■ Task
Leave every image out, and print the remaining lines below exactly.

■ Excerpted data

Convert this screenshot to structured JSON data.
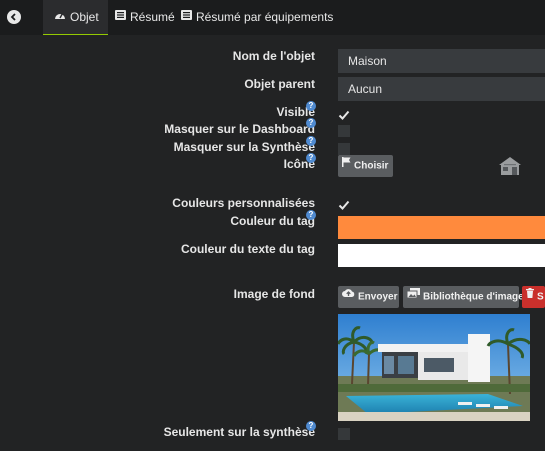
{
  "tabs": {
    "objet": "Objet",
    "resume": "Résumé",
    "resume_equipements": "Résumé par équipements"
  },
  "form": {
    "nom_label": "Nom de l'objet",
    "nom_value": "Maison",
    "parent_label": "Objet parent",
    "parent_value": "Aucun",
    "visible_label": "Visible",
    "masquer_dashboard_label": "Masquer sur le Dashboard",
    "masquer_synthese_label": "Masquer sur la Synthèse",
    "icone_label": "Icône",
    "choisir_button": "Choisir",
    "couleurs_label": "Couleurs personnalisées",
    "couleur_tag_label": "Couleur du tag",
    "couleur_texte_tag_label": "Couleur du texte du tag",
    "image_fond_label": "Image de fond",
    "envoyer_button": "Envoyer",
    "bibliotheque_button": "Bibliothèque d'image",
    "supprimer_button_partial": "S",
    "seulement_synthese_label": "Seulement sur la synthèse"
  },
  "help_glyph": "?",
  "colors": {
    "tag_color": "#ff8a3d",
    "tag_text_color": "#ffffff",
    "active_tab_underline": "#94ca02",
    "delete_button": "#c9302c"
  }
}
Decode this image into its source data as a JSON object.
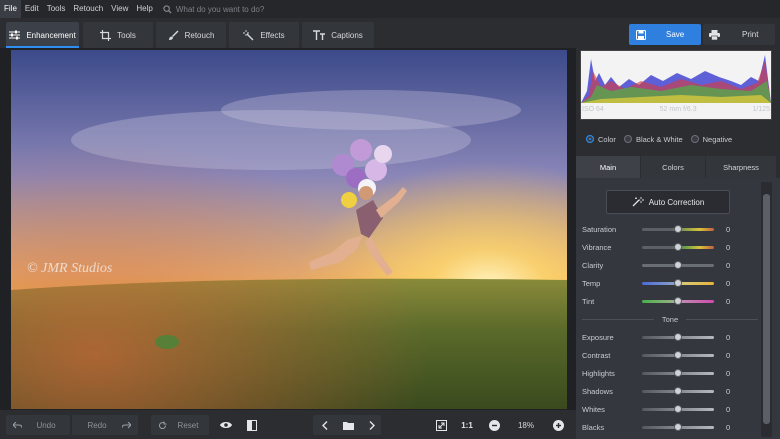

■ Completed task
Convert this screenshot to structured JSON data.
{
  "tabs": {
    "objet": "Objet",
    "resume": "Résumé",
    "resume_equipements": "Résumé par équipements"
  },
  "form": {
    "nom_label": "Nom de l'objet",
    "nom_value": "Maison",
    "parent_label": "Objet parent",
    "parent_value": "Aucun",
    "visible_label": "Visible",
    "masquer_dashboard_label": "Masquer sur le Dashboard",
    "masquer_synthese_label": "Masquer sur la Synthèse",
    "icone_label": "Icône",
    "choisir_button": "Choisir",
    "couleurs_label": "Couleurs personnalisées",
    "couleur_tag_label": "Couleur du tag",
    "couleur_texte_tag_label": "Couleur du texte du tag",
    "image_fond_label": "Image de fond",
    "envoyer_button": "Envoyer",
    "bibliotheque_button": "Bibliothèque d'image",
    "supprimer_button_partial": "S",
    "seulement_synthese_label": "Seulement sur la synthèse"
  },
  "help_glyph": "?",
  "colors": {
    "tag_color": "#ff8a3d",
    "tag_text_color": "#ffffff",
    "active_tab_underline": "#94ca02",
    "delete_button": "#c9302c"
  }
}
Decode this image into its source data as a JSON object.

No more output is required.